Jokyuki (A Chronicle of the Jokyu Disturbance) (承久記)
Jokyuki is a war tale concerning the Jokyu Disturbance which occurred between the Imperial court and bakufu (Japanese feudal government headed by a shogun) and resulted from Emperor Gotoba taking up arms in 1221. It is also called "Jokyu ikusa Monogatari" (The Tale of the Jokyu War) or "Jokyu heiran ki" (The Tale of the Jokyu Disturbance) (there is a book with the same title but different contents). Following Hogen Monogatari (The Tale of the Hogen Disturbance), Heiji Monogatari (The Tale of Heiji), and Heike Monogatari (The Tale of the Heike), it is the last book of 'Shibu no Gassensho' (The Four War Tales) depicting how the Kamakura bakufu drove the dynasty into collapse and the process of establishing a feudal system. The work is not valued highly, and it consistently and mildly criticizes Gotoba in's dream of the restoration of Imperial rule.
Creation and contents
There are many variant manuscripts of Jokyuki, and the year of completion is different among them. Jiko-ji bon, which seems to be the oldest manuscript, is presumed to have been completed in the mid-Kamakura period. Other variant manuscripts are 'Kokatsuji bon' (old movable type imprints) (popular edition line), 'Maedake bon,' 'Jokyu heiran ki,' 'Jokyu ikusa Monogatari,' and so on, which were all written in mixed writing style of Japanese and Chinese. All of them consist of 2 volumes except 'Jokyu ikusa Monogatari' (6 volumes in total). The author is unknown.
A war tale which seems to be 'Jokyuki' first appeared in the entry dated April 21 1374 of 'Record of Minister Kinsada' by Kinsada TOIN, and you can see that 'Hogen Monogatari,' 'Heiji Monogatari' 'Heike Monogatari,' and 'Jokyuki' were called 'Shibu Gassenjo' (four war tales) (or 'Shibu no Gassensho') in the several historical materials like 'Heike kanmonroku.'
Jokyuki is the last book of this 'Shibu Gassenjo.'
Except the Jiko-ji bon, all the books begin with a description of the Retired Emperor Gotoba and ends with the exile of the Retired Emperor Tsuchimikado. The opening lines of Jiko-ji bon are slightly different from other manuscripts in that it has a Buddhist ideology.
Apart from Jiko-ji bon, Jokyuki has many critical accounts of the Retired Emperor Gotoba, and the Kokatsuji bon even says that 'he turns his back on the administration led by the wise and highly virtuous Emperor, and prefers military arts.'
On the contrary, it describes Yoshitoki HOJO sympathetically.
It is considered to be the oldest manuscript.

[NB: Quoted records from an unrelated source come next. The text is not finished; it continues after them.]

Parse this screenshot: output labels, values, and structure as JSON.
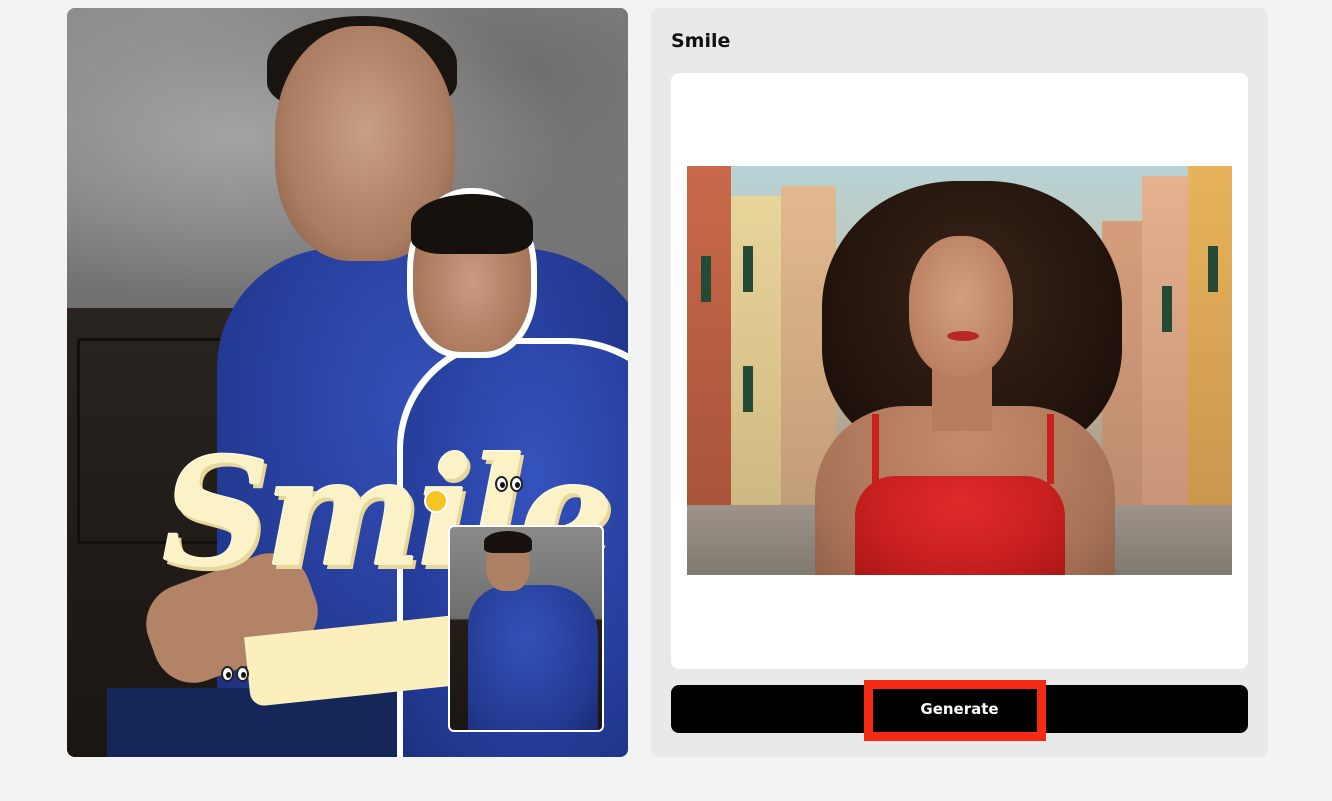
{
  "preview": {
    "overlay_text": "Smile",
    "image_alt": "Before and after example of a man in a blue shirt with Smile sticker text"
  },
  "panel": {
    "title": "Smile",
    "image_alt": "Woman with curly brown hair in red top on a colorful street"
  },
  "actions": {
    "generate_label": "Generate"
  },
  "colors": {
    "highlight": "#f52a14",
    "button_bg": "#000000",
    "panel_bg": "#e9e9e9"
  }
}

Because it was completed around the mid-Kamakura period and has been passed down in the Jiko-ji Temple in Yamashiro, it is called Jiko-ji bon. The details of the Jiko-ji bon are philosophically different from the popular edition of Jokyuki, and after the preface based on Buddha's teachings, it tells about disturbances which had taken place since the reign of Emperor Jinmu, and then the Jokyu Disturbance is told. You can see other differences from the popular edition; for example, Gotoba's attitude about the Jokyu Disturbance was described more passively, and there is no account of the battle of Uji in the Jiko-ji bon. The Mito Shokokan owns the original manuscript. The Historiographical Institute of Tokyo University and Keio University also owns it.
Kokatsuji bon (popular edition)
Kokatsuji bon published in 1618 is extant. It covers the Retired Emperor Gotoba's autocracy, the assassination of the third Shogun Sanetomo, causes and details of the battle, and the Retired Emperor Tsuchimikado's exile to Awa. The Cabinet Library and the Tenri Library owns it. A part of the book seems to have been quoted from Rokudai Shojiki (war tales concerning six Emperors), and it contains a criticism of the Retired Emperor Gotoba, citing some Chinese classic books. There is a view that the popular edition came into existence based on the Jiko-ji bon Jokyuki, adding a philosophy of the Rokudai Shojiki to it.
Jokyu heiran ki
It is collected in "Zoku Gunsho Ruiju" (New Classified Documents) (battles' part). 2 volumes in total. Most of the pages were written in kana (the Japanese syllabaries).
It contains slightly different scenes from the popular edition of Jokyuki, and some people pointed out that it was supplemented by a history book, 'Azuma Kagami.'
It seems to have been completed from the late Kamakura period to the Southern and Northern Courts period.
Jokyu ikusa Monogatari
It was completed in the mid-Edo period. Adding the records of 'Azuma Kagami' to the Kokatsuji bon in the popular edition line, this illustrated story was made. The author is unknown.